Garlic prevents cancer and contributes toward tumor shrinkage, especially stomach, colon, and breast and prostate cancers. The Russians have known this for decades. More recently, this has been formally recognized by Dr. John Pinto, Ph.D of the normally anti-alternative natural cancer remedy Memorial Sloan-Kettering Cancer Institute.

In the 1970s, Robert I. Lin, president of Nutritional International in Irvine California,
successfully used garlic to detox lead from children. That’s not a well know attribute of garlic, and it’s another reason everyone should use garlic often in our heavily toxic heavy metal environment.

Garlic has been used successfully for promoting cardiovascular health even among those who are having arterial or heart problems. Garlic dilates blood vessels to lower blood pressure, removes triglycerides, dissolves internal clots, and prevents oxidation of important lipids that lead to cellular destruction. All without side effects, of course.

Dr Irwin Ziment, a Los Angeles pulmonary specialist, regularly prescribes garlic as a decongestant and expectorant for common colds and as a mucus regulator for chronic bronchitis. University of New Mexico research has discovered that garlic destroys meningitis in-vitro (petri dish/test tube).

How to Include Garlic as a Super Food

Even though several studies have discovered even light use of raw and cooked garlic beneficial over non-garlic consumption, it’s a good idea to consume mostly raw garlic daily to realize maximum benefits. The garlic must be freshly pressed and consumed after ten minutes and within one-half hour to forty-five minutes to absorb the allicin, which is released only when garlic is pressed, chewed, or juiced.

If you have a slow speed masticating auger juicer, three or four cloves juiced and mixed with purified water is an easy way to get a strong allicin dose.

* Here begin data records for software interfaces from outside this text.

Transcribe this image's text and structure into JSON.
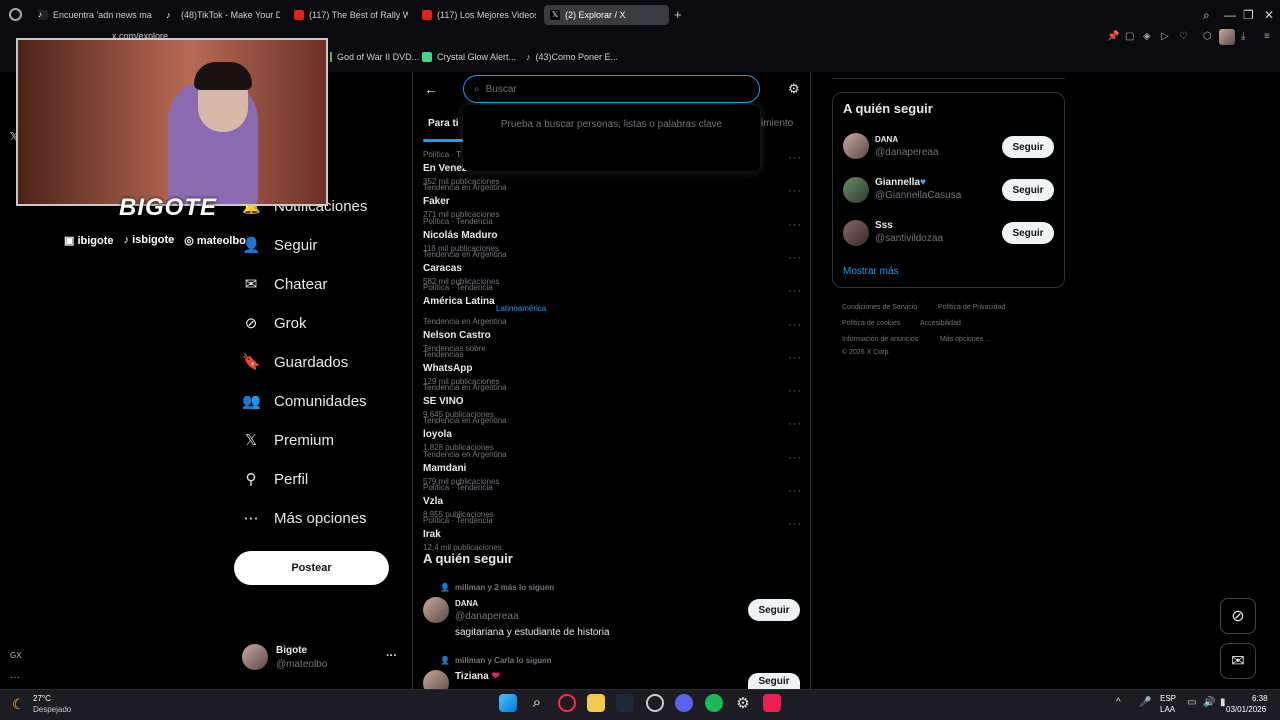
{
  "browser": {
    "tabs": [
      {
        "label": "Encuentra 'adn news mad",
        "icon": "tiktok-icon"
      },
      {
        "label": "(48)TikTok - Make Your D",
        "icon": "tiktok-icon"
      },
      {
        "label": "(117) The Best of Rally WR",
        "icon": "youtube-icon"
      },
      {
        "label": "(117) Los Mejores Videos",
        "icon": "youtube-icon"
      },
      {
        "label": "(2) Explorar / X",
        "icon": "x-icon"
      }
    ],
    "new_tab": "+",
    "url": "x.com/explore",
    "bookmarks": [
      "God of War II DVD...",
      "Crystal Glow Alert...",
      "(43)Como Poner E..."
    ]
  },
  "webcam": {
    "brand": "BIGOTE",
    "socials": [
      "ibigote",
      "isbigote",
      "mateolbo"
    ]
  },
  "sidebar": {
    "items": [
      {
        "label": "Notificaciones",
        "icon": "bell-icon"
      },
      {
        "label": "Seguir",
        "icon": "follow-icon"
      },
      {
        "label": "Chatear",
        "icon": "mail-icon"
      },
      {
        "label": "Grok",
        "icon": "grok-icon"
      },
      {
        "label": "Guardados",
        "icon": "bookmark-icon"
      },
      {
        "label": "Comunidades",
        "icon": "communities-icon"
      },
      {
        "label": "Premium",
        "icon": "x-icon"
      },
      {
        "label": "Perfil",
        "icon": "person-icon"
      },
      {
        "label": "Más opciones",
        "icon": "more-icon"
      }
    ],
    "post_button": "Postear",
    "account": {
      "name": "Bigote",
      "handle": "@mateolbo",
      "more": "···"
    }
  },
  "explore": {
    "search_placeholder": "Buscar",
    "search_hint": "Prueba a buscar personas, listas o palabras clave",
    "tab_left": "Para ti",
    "tab_right": "imiento",
    "trends": [
      {
        "context": "Política · T",
        "name": "En Venezuela",
        "count": "352 mil publicaciones"
      },
      {
        "context": "Tendencia en Argentina",
        "name": "Faker",
        "count": "271 mil publicaciones"
      },
      {
        "context": "Política · Tendencia",
        "name": "Nicolás Maduro",
        "count": "118 mil publicaciones"
      },
      {
        "context": "Tendencia en Argentina",
        "name": "Caracas",
        "count": "582 mil publicaciones"
      },
      {
        "context": "Política · Tendencia",
        "name": "América Latina",
        "count": ""
      },
      {
        "context": "Tendencia en Argentina",
        "name": "Nelson Castro",
        "count": "Tendencias sobre",
        "link": "Latinoamérica"
      },
      {
        "context": "Tendencias",
        "name": "WhatsApp",
        "count": "129 mil publicaciones"
      },
      {
        "context": "Tendencia en Argentina",
        "name": "SE VINO",
        "count": "9.645 publicaciones"
      },
      {
        "context": "Tendencia en Argentina",
        "name": "loyola",
        "count": "1.828 publicaciones"
      },
      {
        "context": "Tendencia en Argentina",
        "name": "Mamdani",
        "count": "579 mil publicaciones"
      },
      {
        "context": "Política · Tendencia",
        "name": "Vzla",
        "count": "8.955 publicaciones"
      },
      {
        "context": "Política · Tendencia",
        "name": "Irak",
        "count": "12,4 mil publicaciones"
      }
    ],
    "who_to_follow_title": "A quién seguir",
    "suggestions": [
      {
        "social": "miliman y 2 más lo siguen",
        "name": "DANA",
        "handle": "@danapereaa",
        "bio": "sagitariana y estudiante de historia",
        "button": "Seguir"
      },
      {
        "social": "miliman y Carla lo siguen",
        "name": "Tiziana",
        "handle": "@Tiz...",
        "bio": "",
        "button": "Seguir"
      }
    ]
  },
  "right": {
    "title": "A quién seguir",
    "users": [
      {
        "name": "DANA",
        "handle": "@danapereaa",
        "button": "Seguir"
      },
      {
        "name": "Giannella",
        "handle": "@GiannellaCasusa",
        "button": "Seguir"
      },
      {
        "name": "Sss",
        "handle": "@santivildozaa",
        "button": "Seguir"
      }
    ],
    "show_more": "Mostrar más",
    "footer": [
      "Condiciones de Servicio",
      "Política de Privacidad",
      "Política de cookies",
      "Accesibilidad",
      "Información de anuncios",
      "Más opciones ...",
      "© 2026 X Corp."
    ]
  },
  "taskbar": {
    "weather_temp": "27°C",
    "weather_desc": "Despejado",
    "lang": "ESP",
    "lang2": "LAA",
    "time": "6:38",
    "date": "03/01/2026"
  },
  "gx_label": "GX",
  "colors": {
    "accent": "#1d9bf0",
    "bg": "#000000",
    "muted": "#71767b",
    "border": "#2f3336"
  }
}
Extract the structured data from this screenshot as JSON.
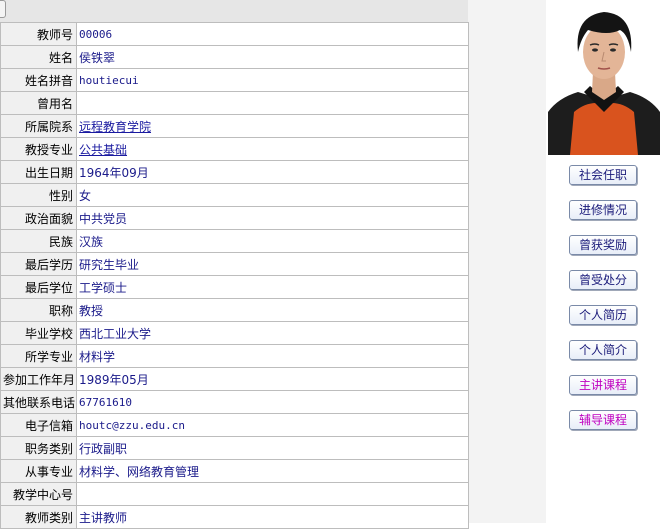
{
  "profile": {
    "rows": [
      {
        "label": "教师号",
        "value": "00006",
        "mono": true
      },
      {
        "label": "姓名",
        "value": "侯铁翠"
      },
      {
        "label": "姓名拼音",
        "value": "houtiecui",
        "mono": true
      },
      {
        "label": "曾用名",
        "value": ""
      },
      {
        "label": "所属院系",
        "value": "远程教育学院",
        "link": true
      },
      {
        "label": "教授专业",
        "value": "公共基础",
        "link": true
      },
      {
        "label": "出生日期",
        "value": "1964年09月"
      },
      {
        "label": "性别",
        "value": "女"
      },
      {
        "label": "政治面貌",
        "value": "中共党员"
      },
      {
        "label": "民族",
        "value": "汉族"
      },
      {
        "label": "最后学历",
        "value": "研究生毕业"
      },
      {
        "label": "最后学位",
        "value": "工学硕士"
      },
      {
        "label": "职称",
        "value": "教授"
      },
      {
        "label": "毕业学校",
        "value": "西北工业大学"
      },
      {
        "label": "所学专业",
        "value": "材料学"
      },
      {
        "label": "参加工作年月",
        "value": "1989年05月"
      },
      {
        "label": "其他联系电话",
        "value": "67761610",
        "mono": true
      },
      {
        "label": "电子信箱",
        "value": "houtc@zzu.edu.cn",
        "mono": true
      },
      {
        "label": "职务类别",
        "value": "行政副职"
      },
      {
        "label": "从事专业",
        "value": "材料学、网络教育管理"
      },
      {
        "label": "教学中心号",
        "value": ""
      },
      {
        "label": "教师类别",
        "value": "主讲教师"
      }
    ]
  },
  "sidebar": {
    "buttons": [
      {
        "name": "social-positions-button",
        "label": "社会任职",
        "color": "#1a1a7a"
      },
      {
        "name": "training-button",
        "label": "进修情况",
        "color": "#1a1a7a"
      },
      {
        "name": "awards-button",
        "label": "曾获奖励",
        "color": "#1a1a7a"
      },
      {
        "name": "sanctions-button",
        "label": "曾受处分",
        "color": "#1a1a7a"
      },
      {
        "name": "resume-button",
        "label": "个人简历",
        "color": "#1a1a7a"
      },
      {
        "name": "bio-button",
        "label": "个人简介",
        "color": "#1a1a7a"
      },
      {
        "name": "main-courses-button",
        "label": "主讲课程",
        "color": "#c000c0"
      },
      {
        "name": "tutoring-courses-button",
        "label": "辅导课程",
        "color": "#c000c0"
      }
    ]
  },
  "colors": {
    "label_bg": "#f0f0f0",
    "value_text": "#1a1a8a",
    "border": "#bdbdbd"
  }
}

High speed juicers destroy enzymes. Nebulizing a small amount of freshly juiced and filtered garlic mixed with distilled water is great for regulating mucous in the lungs for chronic bronchitis and COPD sufferers.

Chewing a clove or two a day works just as well. You can disguise its pungent flavor by placing the cloves in food, even an organic peanut butter sandwich. Chewing fresh cilantro and parsley are common odor removing methods, with cilantro adding its heavy metal chelation to garlic’s chelation process.

Researchers tend to agree that most garlic supplements don’t match the allicin produced by freshly crushed raw garlic. Fresh garlic should be used, and it’s recommended that you know the garlic source’s soil quality or grow your own. Garlic’s low cost and high health benefits should override odor and taste considerations.

Sources for this article include:

Tonics, by Robert A. Barnett 1997 Harper Perennial pages 135 – 146



About the author

Paul Fassa is dedicated to warning others about the current corruption of food and medicine and guiding others toward a direction for better health with no restrictions on health freedom. You can visit his blog at http://healthmaven.blogspot.com